In a study involving 10 alcoholics and 10 non-alcoholic control participants, Stanford researcher Edith Sullivan, PhD, and colleagues at the University of Florida focused on what they described as “a cognitive process essential in daily living." They determined that the alcoholics' associative memory – used in remembering face-name associations – was inferior to that of the control group. They also used structural MRI to show that the impaired learning abilities were predominantly associated with cerebellar brain volumes.
In a release, the researchers note that their work "helps to underscore the complexities of alcohol’s effects on the brain." And they describe how impaired memory can affect a person's day-to-day functioning:
At work, alcoholics who have a job with a high cognitive load may have difficulties in learning new tasks.

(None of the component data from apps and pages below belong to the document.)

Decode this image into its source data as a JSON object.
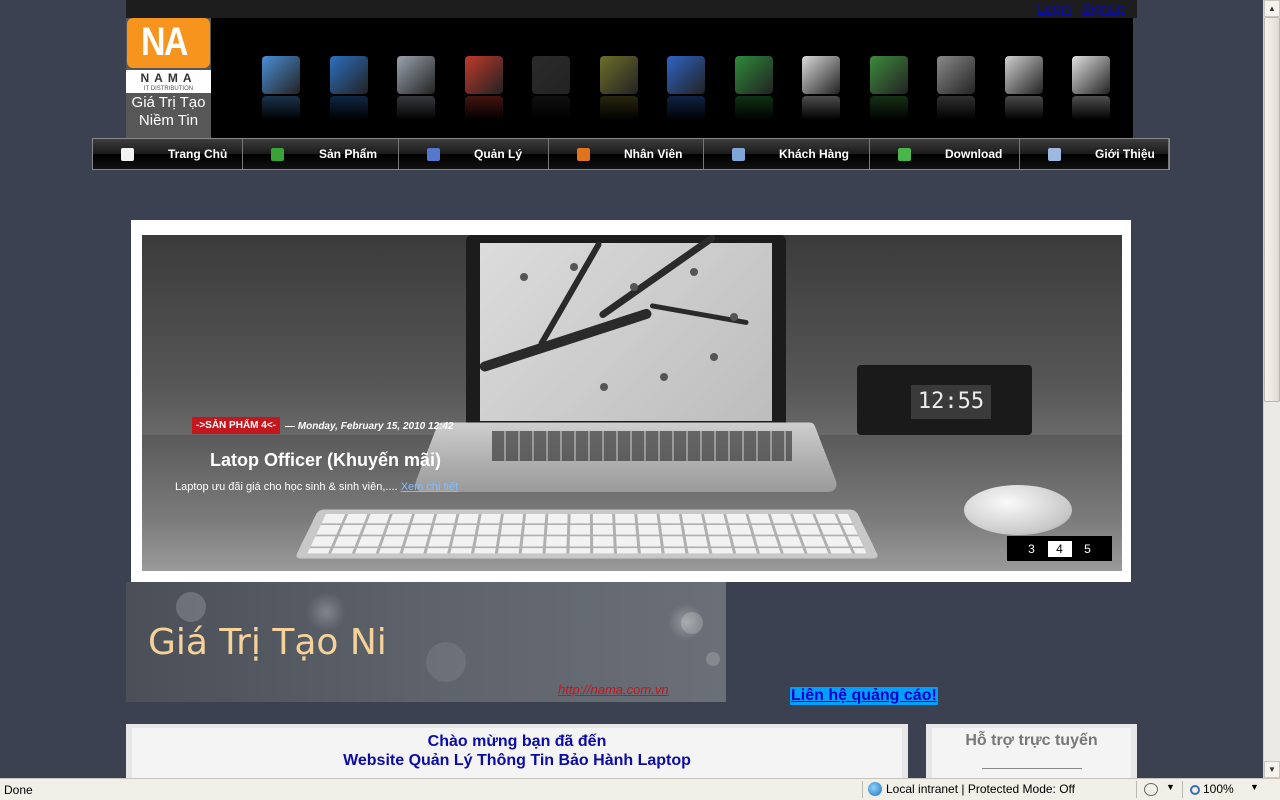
{
  "auth": {
    "login": "Login",
    "signup": "Signup"
  },
  "logo": {
    "mark": "NA",
    "name": "NAMA",
    "sub": "IT DISTRIBUTION",
    "slogan_line1": "Giá Trị Tạo",
    "slogan_line2": "Niềm Tin"
  },
  "product_icons": [
    {
      "name": "desktop-computer-icon",
      "color": "#4a8fd6"
    },
    {
      "name": "laptop-icon",
      "color": "#2c6fbf"
    },
    {
      "name": "hard-drive-icon",
      "color": "#9aa3ad"
    },
    {
      "name": "ram-icon",
      "color": "#c0392b"
    },
    {
      "name": "pc-case-icon",
      "color": "#2b2b2b"
    },
    {
      "name": "mobile-phone-icon",
      "color": "#6e6e2a"
    },
    {
      "name": "wireless-router-icon",
      "color": "#2e64c4"
    },
    {
      "name": "cpu-chip-icon",
      "color": "#2e8b3a"
    },
    {
      "name": "printer-icon",
      "color": "#d9d9d9"
    },
    {
      "name": "motherboard-icon",
      "color": "#3e8a3e"
    },
    {
      "name": "webcam-icon",
      "color": "#8a8a8a"
    },
    {
      "name": "headphones-icon",
      "color": "#d0d0d0"
    },
    {
      "name": "usb-drive-icon",
      "color": "#e0e0e0"
    }
  ],
  "nav": [
    {
      "label": "Trang Chủ",
      "icon": "home-icon",
      "color": "#f2f2f2"
    },
    {
      "label": "Sản Phẩm",
      "icon": "product-icon",
      "color": "#3aa335"
    },
    {
      "label": "Quản Lý",
      "icon": "shield-icon",
      "color": "#5577cc"
    },
    {
      "label": "Nhân Viên",
      "icon": "staff-icon",
      "color": "#e0731e"
    },
    {
      "label": "Khách Hàng",
      "icon": "customer-icon",
      "color": "#7ea6d6"
    },
    {
      "label": "Download",
      "icon": "download-icon",
      "color": "#4ab54a"
    },
    {
      "label": "Giới Thiệu",
      "icon": "about-icon",
      "color": "#9fb8e0"
    }
  ],
  "slide": {
    "category": "->SẢN PHẨM 4<-",
    "date": "— Monday, February 15, 2010 12:42",
    "title": "Latop Officer (Khuyến mãi)",
    "description": "Laptop ưu đãi giá cho học sinh & sinh viên,....",
    "more": "Xem chi tiết",
    "clock": "12:55",
    "pager": [
      "3",
      "4",
      "5"
    ],
    "active_page": "4"
  },
  "banner": {
    "title": "Giá Trị Tạo Ni",
    "url": "http://nama.com.vn"
  },
  "ads_link": "Liên hệ quảng cáo!",
  "welcome": {
    "line1": "Chào mừng bạn đã đến",
    "line2": "Website Quản Lý Thông Tin Bảo Hành Laptop"
  },
  "support": {
    "title": "Hỗ trợ trực tuyến"
  },
  "statusbar": {
    "status": "Done",
    "zone": "Local intranet | Protected Mode: Off",
    "zoom": "100%"
  },
  "scroll": {
    "thumb_fraction": 0.5
  }
}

At home, memory disorders may be considered as disinterest in family life and may result in conflicts. Finally, from a clinical perspective, impaired episodic memory in alcoholics may hamper obtaining full benefits from rehabilitation efforts because successful treatment requires: one, learning new knowledge such as the meaning, self-awareness, and consequences of ‘addiction’ or ‘drug;’ and two, to ‘re-experience’ episodes when previously drinking, which enables anticipation and recognition of potentially risky situations.
The work is slated to be published in the July 2012 issue of Alcoholism: Clinical & Experimental Research.
Previously: Study offers insights on how alcohol affects the brain, A sobering study suggests that binge drinking may lead to permanent brain damage and Does drinking alcohol in moderation improve health?
Photo by Jason Kuffer